§ **INSTRUCTIONS FOR THE TASK**: Show every line in the records below that contains the word "placeholder".

** RECORDS SHOWN follows **

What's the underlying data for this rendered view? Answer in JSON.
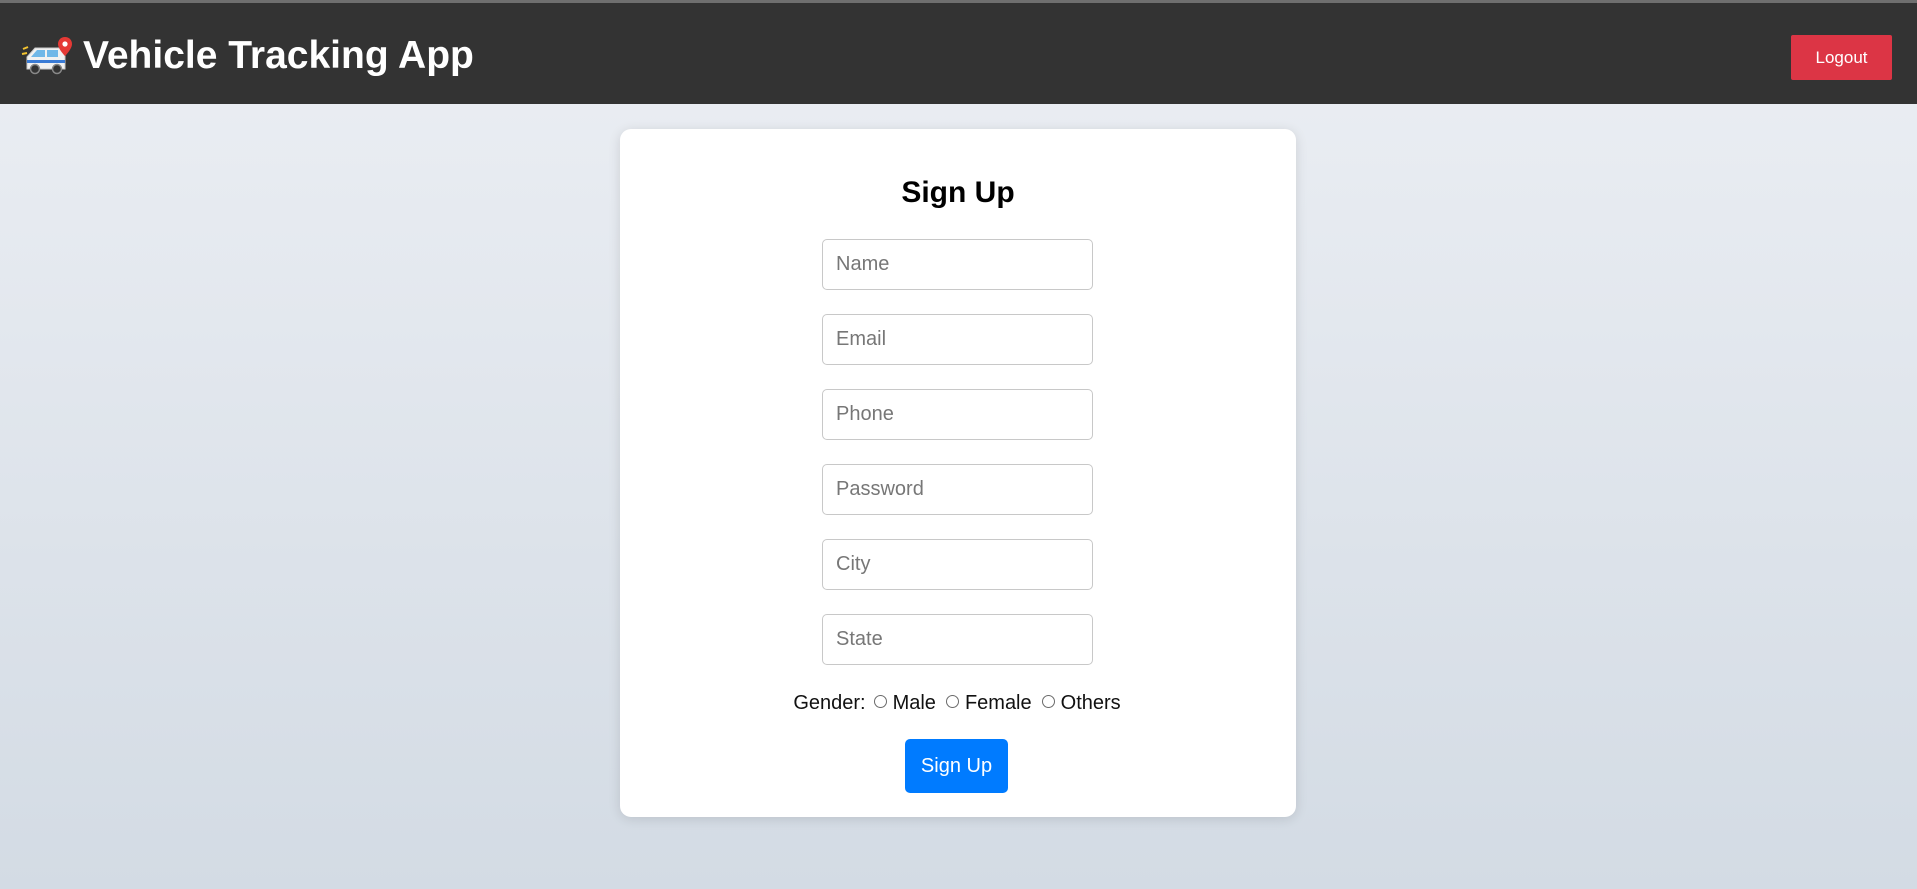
{
  "header": {
    "title": "Vehicle Tracking App",
    "logo_icon": "van-with-location-pin-icon",
    "logout_label": "Logout",
    "logout_color": "#dc3545",
    "background_color": "#333333"
  },
  "form": {
    "title": "Sign Up",
    "fields": {
      "name": {
        "placeholder": "Name",
        "value": ""
      },
      "email": {
        "placeholder": "Email",
        "value": ""
      },
      "phone": {
        "placeholder": "Phone",
        "value": ""
      },
      "password": {
        "placeholder": "Password",
        "value": ""
      },
      "city": {
        "placeholder": "City",
        "value": ""
      },
      "state": {
        "placeholder": "State",
        "value": ""
      }
    },
    "gender": {
      "label": "Gender:",
      "options": [
        "Male",
        "Female",
        "Others"
      ],
      "selected": null
    },
    "submit_label": "Sign Up",
    "submit_color": "#007bff"
  }
}
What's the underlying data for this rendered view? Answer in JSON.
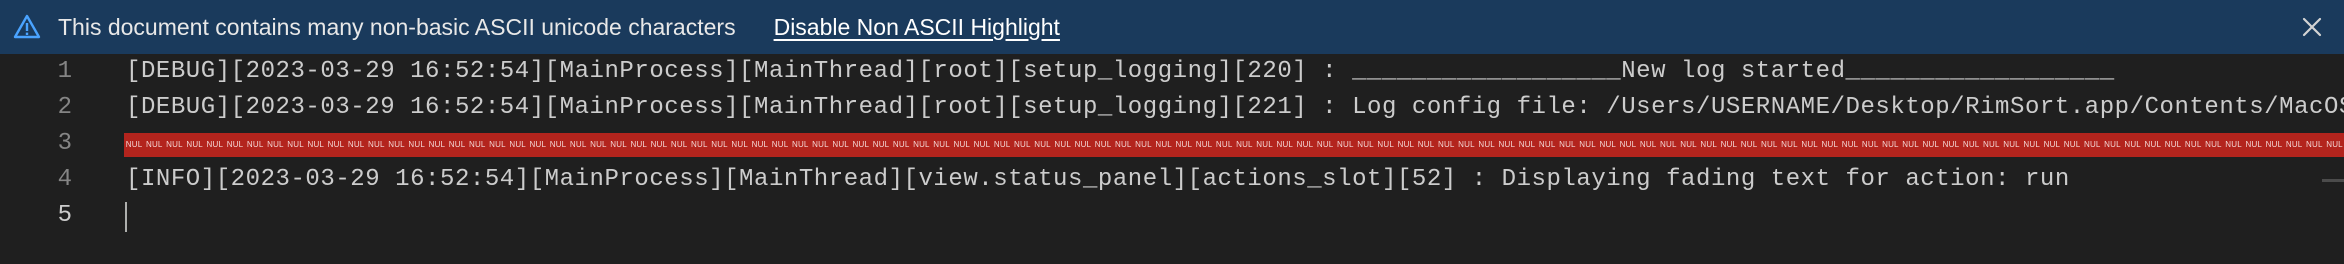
{
  "banner": {
    "message": "This document contains many non-basic ASCII unicode characters",
    "link_label": "Disable Non ASCII Highlight",
    "warning_icon": "warning-triangle-icon",
    "close_icon": "close-icon",
    "background": "#1a3a5c",
    "icon_color": "#4aa3ff"
  },
  "editor": {
    "current_line": 5,
    "lines": [
      {
        "number": "1",
        "text": "[DEBUG][2023-03-29 16:52:54][MainProcess][MainThread][root][setup_logging][220] : __________________New log started__________________"
      },
      {
        "number": "2",
        "text": "[DEBUG][2023-03-29 16:52:54][MainProcess][MainThread][root][setup_logging][221] : Log config file: /Users/USERNAME/Desktop/RimSort.app/Contents/MacOS/data/logger_config.yaml"
      },
      {
        "number": "3",
        "nul_label": "NUL",
        "nul_color": "#b3241d"
      },
      {
        "number": "4",
        "text": "[INFO][2023-03-29 16:52:54][MainProcess][MainThread][view.status_panel][actions_slot][52] : Displaying fading text for action: run"
      },
      {
        "number": "5",
        "text": ""
      }
    ]
  }
}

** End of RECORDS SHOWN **

§ **COMPLETED TASK**:
        "placeholder": "Name",
        "placeholder": "Email",
        "placeholder": "Phone",
        "placeholder": "Password",
        "placeholder": "City",
        "placeholder": "State",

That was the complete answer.